Exercise >>
Count how many lines of the data include "terminal". The answer is that number and nothing else.

☆ ☆ ☆ ☆ ☆

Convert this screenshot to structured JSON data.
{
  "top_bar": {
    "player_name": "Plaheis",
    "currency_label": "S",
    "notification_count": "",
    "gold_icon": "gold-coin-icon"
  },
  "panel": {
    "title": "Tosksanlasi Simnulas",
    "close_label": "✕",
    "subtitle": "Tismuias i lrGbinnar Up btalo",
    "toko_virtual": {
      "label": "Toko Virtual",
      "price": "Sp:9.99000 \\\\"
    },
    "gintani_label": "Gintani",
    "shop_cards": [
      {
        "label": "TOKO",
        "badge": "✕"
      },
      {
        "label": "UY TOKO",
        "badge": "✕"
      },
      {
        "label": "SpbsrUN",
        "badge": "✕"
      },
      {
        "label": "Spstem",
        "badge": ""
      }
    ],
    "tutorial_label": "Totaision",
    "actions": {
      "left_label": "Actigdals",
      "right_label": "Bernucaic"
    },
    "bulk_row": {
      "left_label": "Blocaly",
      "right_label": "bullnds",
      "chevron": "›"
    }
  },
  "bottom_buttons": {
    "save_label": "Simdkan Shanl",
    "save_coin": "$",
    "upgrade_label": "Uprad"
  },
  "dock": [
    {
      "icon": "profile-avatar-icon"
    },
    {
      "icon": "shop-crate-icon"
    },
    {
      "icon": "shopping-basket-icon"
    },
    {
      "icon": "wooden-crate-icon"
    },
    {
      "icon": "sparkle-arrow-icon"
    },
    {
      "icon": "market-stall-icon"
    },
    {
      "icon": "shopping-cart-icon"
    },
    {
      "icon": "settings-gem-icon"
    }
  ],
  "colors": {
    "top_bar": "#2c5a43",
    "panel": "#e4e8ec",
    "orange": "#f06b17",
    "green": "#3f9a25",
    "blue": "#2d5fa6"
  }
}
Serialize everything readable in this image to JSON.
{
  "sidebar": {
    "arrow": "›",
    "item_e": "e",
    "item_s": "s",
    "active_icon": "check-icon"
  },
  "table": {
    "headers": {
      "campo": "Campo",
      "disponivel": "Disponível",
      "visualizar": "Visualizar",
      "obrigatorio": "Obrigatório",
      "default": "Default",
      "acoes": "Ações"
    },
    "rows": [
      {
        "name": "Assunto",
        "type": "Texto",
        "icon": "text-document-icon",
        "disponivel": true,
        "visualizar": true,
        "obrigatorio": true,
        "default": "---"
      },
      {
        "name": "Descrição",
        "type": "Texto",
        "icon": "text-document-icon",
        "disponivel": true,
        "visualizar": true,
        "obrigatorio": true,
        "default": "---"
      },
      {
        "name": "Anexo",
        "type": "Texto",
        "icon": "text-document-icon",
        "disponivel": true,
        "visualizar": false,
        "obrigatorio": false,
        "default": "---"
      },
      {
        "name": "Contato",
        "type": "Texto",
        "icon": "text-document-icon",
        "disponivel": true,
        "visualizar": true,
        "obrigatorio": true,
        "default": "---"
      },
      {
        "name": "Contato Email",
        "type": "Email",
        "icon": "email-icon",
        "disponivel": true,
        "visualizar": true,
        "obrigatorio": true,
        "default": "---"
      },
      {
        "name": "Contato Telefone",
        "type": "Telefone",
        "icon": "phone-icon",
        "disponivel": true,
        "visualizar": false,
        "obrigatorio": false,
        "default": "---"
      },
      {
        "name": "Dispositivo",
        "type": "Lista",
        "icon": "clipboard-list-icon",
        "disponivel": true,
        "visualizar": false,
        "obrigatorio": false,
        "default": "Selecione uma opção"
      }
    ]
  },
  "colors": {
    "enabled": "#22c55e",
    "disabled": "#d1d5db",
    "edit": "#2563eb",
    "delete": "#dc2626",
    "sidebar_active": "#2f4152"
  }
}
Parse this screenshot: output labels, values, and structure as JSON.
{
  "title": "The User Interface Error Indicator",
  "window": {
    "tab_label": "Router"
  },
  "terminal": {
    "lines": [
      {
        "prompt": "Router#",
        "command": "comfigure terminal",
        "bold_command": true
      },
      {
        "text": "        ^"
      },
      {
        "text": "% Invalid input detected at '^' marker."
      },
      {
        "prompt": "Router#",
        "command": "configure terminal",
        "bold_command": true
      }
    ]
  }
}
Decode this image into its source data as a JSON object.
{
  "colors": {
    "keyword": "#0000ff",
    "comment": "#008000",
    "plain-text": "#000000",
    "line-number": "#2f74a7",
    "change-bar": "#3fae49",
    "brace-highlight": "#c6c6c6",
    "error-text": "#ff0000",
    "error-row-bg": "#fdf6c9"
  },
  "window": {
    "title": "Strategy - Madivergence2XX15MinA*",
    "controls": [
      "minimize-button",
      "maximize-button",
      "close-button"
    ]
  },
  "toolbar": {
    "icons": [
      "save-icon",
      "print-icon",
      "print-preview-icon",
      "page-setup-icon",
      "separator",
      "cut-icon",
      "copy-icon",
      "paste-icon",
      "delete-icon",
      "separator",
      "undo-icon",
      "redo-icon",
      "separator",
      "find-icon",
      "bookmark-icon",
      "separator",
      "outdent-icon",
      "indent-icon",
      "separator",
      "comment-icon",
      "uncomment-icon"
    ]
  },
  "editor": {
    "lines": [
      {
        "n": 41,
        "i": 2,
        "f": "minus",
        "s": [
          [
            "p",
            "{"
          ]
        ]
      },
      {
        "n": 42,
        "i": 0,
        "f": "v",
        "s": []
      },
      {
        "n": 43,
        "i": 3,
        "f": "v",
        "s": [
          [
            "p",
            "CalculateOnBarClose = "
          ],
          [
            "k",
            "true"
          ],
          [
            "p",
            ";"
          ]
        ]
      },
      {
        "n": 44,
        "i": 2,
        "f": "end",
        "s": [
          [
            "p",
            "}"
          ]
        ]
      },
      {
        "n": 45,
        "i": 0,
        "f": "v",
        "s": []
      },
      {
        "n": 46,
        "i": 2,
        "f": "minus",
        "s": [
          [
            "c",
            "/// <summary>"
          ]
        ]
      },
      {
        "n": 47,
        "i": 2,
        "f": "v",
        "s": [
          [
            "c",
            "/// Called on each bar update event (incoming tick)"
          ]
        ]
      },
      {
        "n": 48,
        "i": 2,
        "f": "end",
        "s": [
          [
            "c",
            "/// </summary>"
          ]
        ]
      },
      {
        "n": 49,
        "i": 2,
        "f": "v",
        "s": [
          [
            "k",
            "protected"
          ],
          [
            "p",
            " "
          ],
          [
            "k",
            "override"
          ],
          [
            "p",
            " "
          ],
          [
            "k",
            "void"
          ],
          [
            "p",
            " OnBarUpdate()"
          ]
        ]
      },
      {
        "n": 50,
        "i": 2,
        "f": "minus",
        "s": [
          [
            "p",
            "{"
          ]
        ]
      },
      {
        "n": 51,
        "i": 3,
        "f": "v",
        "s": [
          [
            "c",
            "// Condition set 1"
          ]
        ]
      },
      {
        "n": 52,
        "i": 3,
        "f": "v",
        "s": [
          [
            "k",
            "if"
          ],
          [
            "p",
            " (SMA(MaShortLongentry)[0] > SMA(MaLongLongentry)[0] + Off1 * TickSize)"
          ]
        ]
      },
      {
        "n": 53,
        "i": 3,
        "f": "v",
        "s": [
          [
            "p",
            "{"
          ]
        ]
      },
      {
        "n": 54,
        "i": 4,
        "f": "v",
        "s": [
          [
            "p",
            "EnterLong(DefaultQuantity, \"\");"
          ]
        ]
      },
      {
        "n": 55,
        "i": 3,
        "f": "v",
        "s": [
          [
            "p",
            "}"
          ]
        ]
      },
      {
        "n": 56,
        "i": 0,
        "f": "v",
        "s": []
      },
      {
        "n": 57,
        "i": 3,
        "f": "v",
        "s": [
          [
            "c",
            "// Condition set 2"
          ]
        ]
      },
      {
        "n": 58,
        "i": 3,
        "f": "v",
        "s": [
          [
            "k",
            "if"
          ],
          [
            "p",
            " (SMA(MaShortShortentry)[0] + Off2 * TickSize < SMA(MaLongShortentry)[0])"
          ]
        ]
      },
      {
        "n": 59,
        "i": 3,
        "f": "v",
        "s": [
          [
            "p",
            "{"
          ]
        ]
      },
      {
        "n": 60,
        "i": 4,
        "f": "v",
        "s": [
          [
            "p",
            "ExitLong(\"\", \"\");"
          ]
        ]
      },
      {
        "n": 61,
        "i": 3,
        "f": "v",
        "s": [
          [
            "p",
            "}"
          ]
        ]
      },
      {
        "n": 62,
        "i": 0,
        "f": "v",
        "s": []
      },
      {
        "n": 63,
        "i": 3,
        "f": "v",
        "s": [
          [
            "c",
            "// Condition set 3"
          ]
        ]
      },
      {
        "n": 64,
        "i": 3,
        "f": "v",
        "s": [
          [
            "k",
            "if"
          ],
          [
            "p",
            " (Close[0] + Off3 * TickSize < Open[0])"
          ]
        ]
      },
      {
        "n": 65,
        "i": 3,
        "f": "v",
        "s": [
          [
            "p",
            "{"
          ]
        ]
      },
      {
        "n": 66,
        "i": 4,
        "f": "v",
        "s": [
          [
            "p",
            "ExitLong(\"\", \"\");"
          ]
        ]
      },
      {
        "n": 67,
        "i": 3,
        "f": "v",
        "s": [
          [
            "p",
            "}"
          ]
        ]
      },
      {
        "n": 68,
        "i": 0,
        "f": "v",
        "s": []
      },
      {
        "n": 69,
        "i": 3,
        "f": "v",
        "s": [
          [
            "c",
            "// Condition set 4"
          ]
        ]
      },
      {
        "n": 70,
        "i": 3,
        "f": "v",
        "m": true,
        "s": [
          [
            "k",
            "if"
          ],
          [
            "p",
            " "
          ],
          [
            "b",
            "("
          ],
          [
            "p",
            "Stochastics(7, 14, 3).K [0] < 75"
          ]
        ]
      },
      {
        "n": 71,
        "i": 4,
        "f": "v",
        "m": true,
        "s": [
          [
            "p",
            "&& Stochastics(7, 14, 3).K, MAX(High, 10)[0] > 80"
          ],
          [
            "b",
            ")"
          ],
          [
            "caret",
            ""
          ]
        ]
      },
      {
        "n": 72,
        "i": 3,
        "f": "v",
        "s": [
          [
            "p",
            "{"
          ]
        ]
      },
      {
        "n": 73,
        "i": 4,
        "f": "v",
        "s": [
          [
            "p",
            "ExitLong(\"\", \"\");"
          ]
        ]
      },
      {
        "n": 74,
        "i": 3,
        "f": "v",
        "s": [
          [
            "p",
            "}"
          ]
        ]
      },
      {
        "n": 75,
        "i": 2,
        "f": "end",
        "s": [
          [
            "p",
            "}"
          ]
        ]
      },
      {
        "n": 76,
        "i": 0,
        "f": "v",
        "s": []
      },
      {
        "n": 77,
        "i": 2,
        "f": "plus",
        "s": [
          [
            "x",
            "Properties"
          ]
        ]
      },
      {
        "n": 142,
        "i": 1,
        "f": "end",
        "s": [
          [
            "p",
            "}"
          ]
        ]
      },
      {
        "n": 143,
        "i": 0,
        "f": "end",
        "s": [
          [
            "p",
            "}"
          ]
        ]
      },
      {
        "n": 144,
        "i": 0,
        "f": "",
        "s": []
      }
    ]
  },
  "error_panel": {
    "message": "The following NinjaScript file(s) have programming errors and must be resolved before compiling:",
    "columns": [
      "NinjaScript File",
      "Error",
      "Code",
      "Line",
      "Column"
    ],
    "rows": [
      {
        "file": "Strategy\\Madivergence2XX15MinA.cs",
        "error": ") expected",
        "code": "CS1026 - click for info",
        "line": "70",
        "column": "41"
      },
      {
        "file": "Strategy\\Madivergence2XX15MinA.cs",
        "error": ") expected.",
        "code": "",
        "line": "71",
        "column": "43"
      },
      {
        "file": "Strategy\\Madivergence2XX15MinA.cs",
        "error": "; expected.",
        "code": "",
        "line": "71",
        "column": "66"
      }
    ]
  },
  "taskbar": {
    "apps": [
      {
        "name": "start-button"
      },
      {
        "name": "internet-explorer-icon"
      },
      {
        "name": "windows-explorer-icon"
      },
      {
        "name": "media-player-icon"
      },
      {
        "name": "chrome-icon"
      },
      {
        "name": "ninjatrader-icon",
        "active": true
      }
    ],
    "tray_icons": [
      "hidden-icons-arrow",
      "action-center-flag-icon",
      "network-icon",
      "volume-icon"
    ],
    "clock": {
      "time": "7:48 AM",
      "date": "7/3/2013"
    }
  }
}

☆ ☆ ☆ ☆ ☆

Finished task >>
3